→ Activity: Your answer should be one number: how many lines below have the word "manually".

***** Extracted information

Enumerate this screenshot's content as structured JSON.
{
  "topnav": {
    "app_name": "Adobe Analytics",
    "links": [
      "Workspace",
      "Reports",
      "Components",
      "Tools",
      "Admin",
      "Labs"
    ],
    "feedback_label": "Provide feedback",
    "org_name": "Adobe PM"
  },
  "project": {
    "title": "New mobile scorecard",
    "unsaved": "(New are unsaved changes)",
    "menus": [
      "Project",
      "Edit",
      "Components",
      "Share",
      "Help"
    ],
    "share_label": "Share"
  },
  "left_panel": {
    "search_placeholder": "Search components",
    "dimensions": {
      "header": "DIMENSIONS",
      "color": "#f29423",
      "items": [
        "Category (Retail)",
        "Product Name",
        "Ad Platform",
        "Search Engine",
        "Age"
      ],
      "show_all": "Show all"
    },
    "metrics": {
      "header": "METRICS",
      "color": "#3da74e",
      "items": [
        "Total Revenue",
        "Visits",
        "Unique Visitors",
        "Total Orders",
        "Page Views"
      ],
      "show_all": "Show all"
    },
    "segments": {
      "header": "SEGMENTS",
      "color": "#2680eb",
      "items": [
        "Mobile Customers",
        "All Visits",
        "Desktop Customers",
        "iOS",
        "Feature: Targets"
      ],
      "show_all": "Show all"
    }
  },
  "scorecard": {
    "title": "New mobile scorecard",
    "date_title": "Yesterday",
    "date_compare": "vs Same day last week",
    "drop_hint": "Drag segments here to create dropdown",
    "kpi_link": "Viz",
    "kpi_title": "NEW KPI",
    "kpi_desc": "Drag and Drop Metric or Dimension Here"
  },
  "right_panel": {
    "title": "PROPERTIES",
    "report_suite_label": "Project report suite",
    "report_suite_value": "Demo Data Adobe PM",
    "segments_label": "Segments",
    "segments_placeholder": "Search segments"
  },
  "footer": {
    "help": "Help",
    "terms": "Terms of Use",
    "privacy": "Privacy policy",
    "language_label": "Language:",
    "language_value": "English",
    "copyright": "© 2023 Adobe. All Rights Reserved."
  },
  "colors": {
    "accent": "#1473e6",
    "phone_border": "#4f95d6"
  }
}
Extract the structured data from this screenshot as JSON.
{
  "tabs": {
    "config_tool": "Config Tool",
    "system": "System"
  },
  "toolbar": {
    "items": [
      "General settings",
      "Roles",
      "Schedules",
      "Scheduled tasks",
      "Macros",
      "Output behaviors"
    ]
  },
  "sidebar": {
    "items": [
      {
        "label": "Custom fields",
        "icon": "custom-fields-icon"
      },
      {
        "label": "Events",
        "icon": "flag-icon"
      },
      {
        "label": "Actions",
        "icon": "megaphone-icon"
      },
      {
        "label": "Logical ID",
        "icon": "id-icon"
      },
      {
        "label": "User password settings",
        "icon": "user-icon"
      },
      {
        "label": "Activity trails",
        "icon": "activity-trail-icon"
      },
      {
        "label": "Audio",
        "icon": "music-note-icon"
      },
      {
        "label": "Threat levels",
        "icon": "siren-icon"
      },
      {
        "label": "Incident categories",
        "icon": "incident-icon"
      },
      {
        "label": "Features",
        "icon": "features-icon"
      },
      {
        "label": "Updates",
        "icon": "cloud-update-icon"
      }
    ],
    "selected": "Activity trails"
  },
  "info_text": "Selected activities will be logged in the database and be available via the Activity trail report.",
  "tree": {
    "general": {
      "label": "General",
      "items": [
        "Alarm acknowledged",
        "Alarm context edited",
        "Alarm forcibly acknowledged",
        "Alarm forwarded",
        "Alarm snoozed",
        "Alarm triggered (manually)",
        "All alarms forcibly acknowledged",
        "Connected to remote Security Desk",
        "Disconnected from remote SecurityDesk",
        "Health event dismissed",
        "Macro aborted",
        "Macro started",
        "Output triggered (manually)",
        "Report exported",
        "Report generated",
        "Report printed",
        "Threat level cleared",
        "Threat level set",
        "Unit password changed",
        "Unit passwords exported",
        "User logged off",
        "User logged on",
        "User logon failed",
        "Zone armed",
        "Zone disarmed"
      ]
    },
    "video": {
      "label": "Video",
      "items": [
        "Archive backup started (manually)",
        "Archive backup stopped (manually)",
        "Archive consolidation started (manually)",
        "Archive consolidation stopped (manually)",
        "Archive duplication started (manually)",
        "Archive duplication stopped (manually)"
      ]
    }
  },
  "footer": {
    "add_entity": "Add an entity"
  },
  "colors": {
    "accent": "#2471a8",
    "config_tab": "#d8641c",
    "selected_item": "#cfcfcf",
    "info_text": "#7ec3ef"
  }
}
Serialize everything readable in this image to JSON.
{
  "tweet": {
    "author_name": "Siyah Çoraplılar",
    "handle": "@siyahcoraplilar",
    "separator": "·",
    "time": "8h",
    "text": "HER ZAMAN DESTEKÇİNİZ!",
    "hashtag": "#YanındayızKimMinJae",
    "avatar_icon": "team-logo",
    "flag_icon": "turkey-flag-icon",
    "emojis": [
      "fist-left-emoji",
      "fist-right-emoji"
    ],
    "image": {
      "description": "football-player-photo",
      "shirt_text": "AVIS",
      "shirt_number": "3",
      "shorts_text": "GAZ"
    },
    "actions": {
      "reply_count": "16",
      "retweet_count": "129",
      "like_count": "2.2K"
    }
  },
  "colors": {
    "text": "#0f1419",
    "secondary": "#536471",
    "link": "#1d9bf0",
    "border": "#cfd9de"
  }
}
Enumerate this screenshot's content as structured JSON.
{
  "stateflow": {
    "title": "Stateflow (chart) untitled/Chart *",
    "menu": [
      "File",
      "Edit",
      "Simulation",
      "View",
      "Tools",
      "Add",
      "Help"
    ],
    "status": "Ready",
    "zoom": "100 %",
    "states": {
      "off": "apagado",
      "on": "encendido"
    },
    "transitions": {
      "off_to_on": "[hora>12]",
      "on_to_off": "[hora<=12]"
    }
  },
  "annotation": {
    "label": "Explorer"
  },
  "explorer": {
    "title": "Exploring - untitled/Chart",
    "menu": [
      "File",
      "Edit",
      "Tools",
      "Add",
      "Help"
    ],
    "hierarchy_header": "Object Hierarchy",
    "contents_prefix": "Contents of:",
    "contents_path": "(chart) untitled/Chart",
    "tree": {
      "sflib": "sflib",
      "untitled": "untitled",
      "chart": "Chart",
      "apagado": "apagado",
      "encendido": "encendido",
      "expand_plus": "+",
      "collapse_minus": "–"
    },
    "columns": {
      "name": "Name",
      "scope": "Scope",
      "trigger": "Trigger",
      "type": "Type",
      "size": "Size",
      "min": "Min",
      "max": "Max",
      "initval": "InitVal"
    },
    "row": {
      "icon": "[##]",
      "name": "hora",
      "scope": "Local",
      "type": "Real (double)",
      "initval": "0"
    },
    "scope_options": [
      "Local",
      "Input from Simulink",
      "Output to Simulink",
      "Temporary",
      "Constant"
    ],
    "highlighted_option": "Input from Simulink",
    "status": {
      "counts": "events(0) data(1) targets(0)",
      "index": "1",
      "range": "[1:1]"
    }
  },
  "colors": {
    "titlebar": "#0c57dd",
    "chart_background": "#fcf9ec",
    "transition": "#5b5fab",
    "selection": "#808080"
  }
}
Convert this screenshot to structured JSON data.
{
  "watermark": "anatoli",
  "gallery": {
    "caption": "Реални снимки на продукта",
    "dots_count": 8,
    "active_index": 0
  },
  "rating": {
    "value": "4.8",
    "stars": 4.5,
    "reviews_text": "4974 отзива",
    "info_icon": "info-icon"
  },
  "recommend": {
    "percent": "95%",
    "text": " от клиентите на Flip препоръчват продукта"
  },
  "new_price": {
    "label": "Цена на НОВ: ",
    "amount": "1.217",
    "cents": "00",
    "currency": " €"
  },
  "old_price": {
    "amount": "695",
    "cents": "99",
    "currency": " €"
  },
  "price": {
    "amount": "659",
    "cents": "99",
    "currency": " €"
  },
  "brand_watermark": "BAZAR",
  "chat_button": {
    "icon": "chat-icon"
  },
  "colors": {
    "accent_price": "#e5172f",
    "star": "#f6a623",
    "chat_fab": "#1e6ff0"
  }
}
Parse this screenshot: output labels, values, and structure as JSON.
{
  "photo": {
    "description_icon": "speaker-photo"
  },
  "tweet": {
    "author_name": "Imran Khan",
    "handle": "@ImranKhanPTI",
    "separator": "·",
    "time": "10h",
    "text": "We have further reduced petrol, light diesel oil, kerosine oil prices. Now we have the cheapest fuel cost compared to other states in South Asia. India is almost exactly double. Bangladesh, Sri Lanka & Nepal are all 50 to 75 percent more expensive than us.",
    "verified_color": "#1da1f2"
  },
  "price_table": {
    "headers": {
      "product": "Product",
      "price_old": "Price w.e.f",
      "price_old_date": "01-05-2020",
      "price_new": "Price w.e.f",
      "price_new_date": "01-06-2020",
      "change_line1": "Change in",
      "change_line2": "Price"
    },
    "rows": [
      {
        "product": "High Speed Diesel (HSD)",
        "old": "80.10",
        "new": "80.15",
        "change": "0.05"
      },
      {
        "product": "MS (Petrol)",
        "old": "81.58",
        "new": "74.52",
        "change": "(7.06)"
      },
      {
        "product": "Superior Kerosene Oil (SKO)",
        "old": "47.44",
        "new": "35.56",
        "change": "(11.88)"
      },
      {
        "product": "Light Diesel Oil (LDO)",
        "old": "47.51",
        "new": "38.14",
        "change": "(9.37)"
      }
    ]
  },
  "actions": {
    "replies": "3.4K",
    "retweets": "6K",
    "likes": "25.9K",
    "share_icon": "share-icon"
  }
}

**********

→ Expected answer: 8